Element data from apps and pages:
⁂

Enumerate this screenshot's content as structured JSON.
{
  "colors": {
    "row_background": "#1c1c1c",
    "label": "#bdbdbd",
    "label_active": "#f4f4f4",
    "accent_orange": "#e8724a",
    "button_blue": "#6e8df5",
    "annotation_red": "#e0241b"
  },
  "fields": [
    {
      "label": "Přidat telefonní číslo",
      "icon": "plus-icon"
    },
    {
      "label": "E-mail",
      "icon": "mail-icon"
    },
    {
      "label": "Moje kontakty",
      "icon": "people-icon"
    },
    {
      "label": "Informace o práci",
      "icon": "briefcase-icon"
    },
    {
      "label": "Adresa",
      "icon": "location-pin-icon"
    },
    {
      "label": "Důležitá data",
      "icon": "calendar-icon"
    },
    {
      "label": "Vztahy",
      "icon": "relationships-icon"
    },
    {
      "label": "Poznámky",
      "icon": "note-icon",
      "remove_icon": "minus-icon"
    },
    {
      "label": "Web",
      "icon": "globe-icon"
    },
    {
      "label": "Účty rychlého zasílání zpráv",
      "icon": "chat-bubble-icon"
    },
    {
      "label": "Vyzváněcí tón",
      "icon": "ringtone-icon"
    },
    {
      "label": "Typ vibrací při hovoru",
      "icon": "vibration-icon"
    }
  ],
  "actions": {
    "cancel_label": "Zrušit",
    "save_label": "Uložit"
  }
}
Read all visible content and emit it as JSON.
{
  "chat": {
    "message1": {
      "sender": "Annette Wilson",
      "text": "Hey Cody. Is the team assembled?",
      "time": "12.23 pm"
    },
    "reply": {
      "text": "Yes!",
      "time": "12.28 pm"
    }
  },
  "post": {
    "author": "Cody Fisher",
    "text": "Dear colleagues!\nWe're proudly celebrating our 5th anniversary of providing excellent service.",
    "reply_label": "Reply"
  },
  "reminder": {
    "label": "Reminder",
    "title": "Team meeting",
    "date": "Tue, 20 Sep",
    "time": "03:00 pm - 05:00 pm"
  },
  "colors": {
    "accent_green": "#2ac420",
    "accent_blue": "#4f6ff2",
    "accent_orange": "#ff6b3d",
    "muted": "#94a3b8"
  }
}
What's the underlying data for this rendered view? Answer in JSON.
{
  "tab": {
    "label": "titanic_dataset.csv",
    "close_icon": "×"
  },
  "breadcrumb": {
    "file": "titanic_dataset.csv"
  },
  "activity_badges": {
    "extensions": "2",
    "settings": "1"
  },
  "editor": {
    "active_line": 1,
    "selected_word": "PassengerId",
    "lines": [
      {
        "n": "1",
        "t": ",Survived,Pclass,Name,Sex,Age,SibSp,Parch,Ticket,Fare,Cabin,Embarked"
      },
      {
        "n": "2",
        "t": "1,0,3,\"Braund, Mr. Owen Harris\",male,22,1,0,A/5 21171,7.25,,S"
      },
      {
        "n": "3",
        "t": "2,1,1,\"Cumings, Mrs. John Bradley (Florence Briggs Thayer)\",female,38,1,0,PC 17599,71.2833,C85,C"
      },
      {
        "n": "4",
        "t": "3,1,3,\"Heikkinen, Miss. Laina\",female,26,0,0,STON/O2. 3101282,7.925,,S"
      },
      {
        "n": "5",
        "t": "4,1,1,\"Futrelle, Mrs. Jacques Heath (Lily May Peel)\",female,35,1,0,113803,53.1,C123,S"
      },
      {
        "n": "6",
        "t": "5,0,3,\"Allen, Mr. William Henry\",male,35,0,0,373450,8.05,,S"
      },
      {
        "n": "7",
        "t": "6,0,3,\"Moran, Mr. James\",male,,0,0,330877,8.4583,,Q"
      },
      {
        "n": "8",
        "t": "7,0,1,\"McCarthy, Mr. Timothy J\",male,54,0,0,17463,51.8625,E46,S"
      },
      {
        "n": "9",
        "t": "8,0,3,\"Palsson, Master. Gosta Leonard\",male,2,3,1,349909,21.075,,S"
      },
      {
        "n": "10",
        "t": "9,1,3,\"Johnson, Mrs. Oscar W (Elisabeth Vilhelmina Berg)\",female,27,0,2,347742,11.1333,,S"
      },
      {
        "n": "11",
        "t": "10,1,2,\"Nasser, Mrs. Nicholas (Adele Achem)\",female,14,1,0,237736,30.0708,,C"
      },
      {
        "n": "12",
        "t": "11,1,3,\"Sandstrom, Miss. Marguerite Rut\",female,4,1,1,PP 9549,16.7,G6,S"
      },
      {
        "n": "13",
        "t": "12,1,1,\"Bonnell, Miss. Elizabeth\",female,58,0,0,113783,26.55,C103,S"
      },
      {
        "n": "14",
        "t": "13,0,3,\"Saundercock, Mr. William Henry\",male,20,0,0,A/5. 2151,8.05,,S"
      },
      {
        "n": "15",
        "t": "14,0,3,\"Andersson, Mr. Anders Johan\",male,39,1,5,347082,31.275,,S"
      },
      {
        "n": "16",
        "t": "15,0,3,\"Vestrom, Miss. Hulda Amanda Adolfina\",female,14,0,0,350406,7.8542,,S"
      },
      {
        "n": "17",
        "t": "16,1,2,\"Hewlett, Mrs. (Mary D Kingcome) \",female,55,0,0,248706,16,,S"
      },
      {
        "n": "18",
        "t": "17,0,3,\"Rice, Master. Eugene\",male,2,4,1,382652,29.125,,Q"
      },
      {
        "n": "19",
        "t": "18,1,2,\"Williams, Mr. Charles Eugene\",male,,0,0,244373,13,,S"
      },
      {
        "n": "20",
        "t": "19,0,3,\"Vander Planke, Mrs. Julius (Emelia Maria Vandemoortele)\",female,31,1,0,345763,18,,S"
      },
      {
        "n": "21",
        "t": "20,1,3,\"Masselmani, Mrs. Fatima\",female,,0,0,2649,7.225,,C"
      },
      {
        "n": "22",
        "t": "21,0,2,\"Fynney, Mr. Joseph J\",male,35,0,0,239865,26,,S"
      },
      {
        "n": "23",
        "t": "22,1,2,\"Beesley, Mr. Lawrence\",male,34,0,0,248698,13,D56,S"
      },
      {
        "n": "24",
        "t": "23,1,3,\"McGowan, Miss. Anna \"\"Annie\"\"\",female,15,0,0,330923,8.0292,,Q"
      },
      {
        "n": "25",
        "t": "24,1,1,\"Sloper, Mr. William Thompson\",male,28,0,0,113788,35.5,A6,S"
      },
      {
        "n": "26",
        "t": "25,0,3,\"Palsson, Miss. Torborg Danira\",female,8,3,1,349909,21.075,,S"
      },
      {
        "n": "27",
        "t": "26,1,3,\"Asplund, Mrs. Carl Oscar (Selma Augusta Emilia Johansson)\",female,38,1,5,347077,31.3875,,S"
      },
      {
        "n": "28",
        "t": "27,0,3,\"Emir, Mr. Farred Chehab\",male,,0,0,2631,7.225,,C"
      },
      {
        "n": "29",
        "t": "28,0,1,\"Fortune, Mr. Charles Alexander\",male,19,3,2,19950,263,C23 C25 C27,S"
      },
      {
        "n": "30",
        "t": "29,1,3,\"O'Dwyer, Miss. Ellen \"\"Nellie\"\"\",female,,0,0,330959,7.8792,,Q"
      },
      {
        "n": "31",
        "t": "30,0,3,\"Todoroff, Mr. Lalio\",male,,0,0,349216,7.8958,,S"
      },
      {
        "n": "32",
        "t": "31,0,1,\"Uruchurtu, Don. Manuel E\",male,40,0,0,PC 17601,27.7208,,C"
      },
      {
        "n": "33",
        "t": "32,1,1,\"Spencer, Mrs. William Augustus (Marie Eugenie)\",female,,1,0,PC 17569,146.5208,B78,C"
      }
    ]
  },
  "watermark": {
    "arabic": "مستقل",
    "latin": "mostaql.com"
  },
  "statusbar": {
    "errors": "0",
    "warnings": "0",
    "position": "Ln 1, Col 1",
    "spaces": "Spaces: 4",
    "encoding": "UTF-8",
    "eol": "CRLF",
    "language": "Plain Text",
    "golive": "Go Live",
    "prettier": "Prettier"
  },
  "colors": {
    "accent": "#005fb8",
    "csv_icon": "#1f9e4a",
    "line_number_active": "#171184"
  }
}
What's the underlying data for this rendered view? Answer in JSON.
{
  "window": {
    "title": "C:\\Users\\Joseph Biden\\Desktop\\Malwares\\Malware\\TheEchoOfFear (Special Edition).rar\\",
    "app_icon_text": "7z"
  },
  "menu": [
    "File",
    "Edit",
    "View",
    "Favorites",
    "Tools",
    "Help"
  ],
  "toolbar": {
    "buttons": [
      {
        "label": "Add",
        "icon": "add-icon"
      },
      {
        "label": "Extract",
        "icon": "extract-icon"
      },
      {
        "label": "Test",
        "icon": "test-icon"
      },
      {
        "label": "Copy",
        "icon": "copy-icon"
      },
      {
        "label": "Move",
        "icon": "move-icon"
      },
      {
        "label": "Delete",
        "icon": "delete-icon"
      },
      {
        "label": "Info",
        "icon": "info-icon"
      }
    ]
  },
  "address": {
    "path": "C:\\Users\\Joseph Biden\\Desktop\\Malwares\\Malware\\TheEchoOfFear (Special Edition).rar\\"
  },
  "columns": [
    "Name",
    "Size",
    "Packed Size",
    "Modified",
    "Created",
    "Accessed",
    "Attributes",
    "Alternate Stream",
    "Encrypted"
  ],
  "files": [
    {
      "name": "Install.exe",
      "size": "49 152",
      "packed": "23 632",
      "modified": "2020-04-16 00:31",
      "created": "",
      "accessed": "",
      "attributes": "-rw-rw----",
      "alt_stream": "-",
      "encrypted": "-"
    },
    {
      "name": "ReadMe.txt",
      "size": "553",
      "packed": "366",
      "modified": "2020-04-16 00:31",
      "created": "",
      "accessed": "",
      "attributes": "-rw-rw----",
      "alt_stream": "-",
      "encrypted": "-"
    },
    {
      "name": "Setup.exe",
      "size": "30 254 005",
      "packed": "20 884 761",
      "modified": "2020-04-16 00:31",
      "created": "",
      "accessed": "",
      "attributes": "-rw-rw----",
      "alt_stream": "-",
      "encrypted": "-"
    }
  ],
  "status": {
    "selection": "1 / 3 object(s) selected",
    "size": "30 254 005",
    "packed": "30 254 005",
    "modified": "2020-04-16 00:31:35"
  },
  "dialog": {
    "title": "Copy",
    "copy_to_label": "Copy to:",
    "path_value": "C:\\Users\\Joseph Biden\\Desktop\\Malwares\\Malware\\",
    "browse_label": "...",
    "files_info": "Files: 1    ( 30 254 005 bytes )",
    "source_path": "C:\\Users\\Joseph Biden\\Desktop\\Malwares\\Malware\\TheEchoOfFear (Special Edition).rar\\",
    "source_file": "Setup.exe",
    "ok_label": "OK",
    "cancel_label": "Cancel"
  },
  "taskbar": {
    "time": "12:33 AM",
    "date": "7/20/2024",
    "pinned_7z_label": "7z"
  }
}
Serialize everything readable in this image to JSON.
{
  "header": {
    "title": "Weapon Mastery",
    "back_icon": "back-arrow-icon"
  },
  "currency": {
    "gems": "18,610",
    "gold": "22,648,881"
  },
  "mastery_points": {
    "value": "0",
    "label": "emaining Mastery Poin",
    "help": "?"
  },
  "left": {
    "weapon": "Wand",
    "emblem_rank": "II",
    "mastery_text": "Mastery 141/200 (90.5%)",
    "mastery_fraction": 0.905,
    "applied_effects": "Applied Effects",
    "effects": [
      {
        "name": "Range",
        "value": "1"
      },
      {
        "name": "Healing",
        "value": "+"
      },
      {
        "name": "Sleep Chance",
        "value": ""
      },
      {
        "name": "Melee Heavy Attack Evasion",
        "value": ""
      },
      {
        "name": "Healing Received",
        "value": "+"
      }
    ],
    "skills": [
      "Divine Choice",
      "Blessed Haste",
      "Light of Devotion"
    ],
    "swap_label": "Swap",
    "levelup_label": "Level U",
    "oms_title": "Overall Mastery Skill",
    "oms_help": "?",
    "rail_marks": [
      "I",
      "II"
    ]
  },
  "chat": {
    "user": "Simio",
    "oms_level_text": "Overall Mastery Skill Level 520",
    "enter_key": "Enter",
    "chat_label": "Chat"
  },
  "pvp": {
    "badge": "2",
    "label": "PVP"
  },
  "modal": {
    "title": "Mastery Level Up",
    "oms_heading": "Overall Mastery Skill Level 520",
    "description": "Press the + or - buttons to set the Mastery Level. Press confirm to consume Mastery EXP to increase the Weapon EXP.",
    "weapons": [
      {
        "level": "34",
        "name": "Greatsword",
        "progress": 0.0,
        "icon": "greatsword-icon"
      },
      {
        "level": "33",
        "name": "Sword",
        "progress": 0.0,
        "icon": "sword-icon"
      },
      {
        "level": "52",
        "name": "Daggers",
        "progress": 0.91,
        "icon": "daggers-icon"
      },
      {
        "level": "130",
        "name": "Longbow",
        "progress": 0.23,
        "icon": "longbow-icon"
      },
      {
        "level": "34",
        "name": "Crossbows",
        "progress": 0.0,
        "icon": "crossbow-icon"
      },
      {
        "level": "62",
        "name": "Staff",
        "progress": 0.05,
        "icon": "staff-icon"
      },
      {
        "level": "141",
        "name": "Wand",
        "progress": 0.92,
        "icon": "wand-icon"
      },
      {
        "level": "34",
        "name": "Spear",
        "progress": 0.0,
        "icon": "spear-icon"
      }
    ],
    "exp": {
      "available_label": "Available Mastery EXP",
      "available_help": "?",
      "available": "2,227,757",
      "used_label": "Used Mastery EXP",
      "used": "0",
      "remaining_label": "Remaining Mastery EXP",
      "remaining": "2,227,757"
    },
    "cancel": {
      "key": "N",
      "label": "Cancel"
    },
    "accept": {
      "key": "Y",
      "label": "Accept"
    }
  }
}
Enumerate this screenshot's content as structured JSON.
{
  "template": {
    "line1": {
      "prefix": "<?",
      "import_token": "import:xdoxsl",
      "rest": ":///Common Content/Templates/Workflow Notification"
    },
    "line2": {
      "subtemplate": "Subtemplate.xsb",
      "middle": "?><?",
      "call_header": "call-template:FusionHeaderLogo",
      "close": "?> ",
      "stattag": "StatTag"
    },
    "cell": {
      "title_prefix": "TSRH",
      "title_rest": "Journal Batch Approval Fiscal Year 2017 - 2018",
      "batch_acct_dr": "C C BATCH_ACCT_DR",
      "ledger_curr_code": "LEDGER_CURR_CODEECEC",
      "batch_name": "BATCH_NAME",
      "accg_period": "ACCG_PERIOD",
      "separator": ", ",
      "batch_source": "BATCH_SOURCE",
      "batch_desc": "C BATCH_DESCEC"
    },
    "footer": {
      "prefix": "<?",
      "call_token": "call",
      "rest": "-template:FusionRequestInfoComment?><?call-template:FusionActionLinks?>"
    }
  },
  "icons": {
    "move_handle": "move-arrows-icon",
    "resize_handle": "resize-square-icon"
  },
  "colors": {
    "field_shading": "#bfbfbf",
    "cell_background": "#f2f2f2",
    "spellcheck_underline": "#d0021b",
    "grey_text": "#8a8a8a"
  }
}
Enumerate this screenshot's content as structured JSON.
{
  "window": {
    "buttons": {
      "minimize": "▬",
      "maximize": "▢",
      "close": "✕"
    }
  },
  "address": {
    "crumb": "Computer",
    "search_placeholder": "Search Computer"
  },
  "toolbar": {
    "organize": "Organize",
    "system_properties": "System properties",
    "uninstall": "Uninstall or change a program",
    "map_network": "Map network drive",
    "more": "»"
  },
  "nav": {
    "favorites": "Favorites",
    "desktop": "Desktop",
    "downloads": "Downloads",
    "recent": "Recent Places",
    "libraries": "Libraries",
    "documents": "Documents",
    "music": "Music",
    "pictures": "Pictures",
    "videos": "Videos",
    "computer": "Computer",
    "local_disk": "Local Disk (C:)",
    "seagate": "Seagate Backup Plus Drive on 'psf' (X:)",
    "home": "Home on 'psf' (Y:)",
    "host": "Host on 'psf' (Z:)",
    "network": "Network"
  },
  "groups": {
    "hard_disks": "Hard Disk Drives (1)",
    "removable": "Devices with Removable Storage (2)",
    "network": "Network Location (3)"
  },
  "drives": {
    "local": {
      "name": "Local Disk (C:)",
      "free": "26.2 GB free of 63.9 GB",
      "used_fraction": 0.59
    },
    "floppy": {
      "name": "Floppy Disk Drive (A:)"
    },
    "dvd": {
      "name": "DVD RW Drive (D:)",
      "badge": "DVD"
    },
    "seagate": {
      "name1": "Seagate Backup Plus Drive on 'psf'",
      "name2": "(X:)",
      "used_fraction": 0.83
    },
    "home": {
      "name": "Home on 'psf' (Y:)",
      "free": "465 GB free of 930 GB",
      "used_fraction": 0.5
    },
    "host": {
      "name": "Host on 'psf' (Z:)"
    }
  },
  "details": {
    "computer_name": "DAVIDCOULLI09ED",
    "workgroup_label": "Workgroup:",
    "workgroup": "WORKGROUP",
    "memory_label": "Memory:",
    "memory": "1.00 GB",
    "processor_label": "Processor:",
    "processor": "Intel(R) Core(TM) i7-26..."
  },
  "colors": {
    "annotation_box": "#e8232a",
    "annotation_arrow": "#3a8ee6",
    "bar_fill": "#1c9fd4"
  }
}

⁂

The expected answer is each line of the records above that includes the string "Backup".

    "seagate": "Seagate Backup Plus Drive on 'psf' (X:)",
      "name1": "Seagate Backup Plus Drive on 'psf'",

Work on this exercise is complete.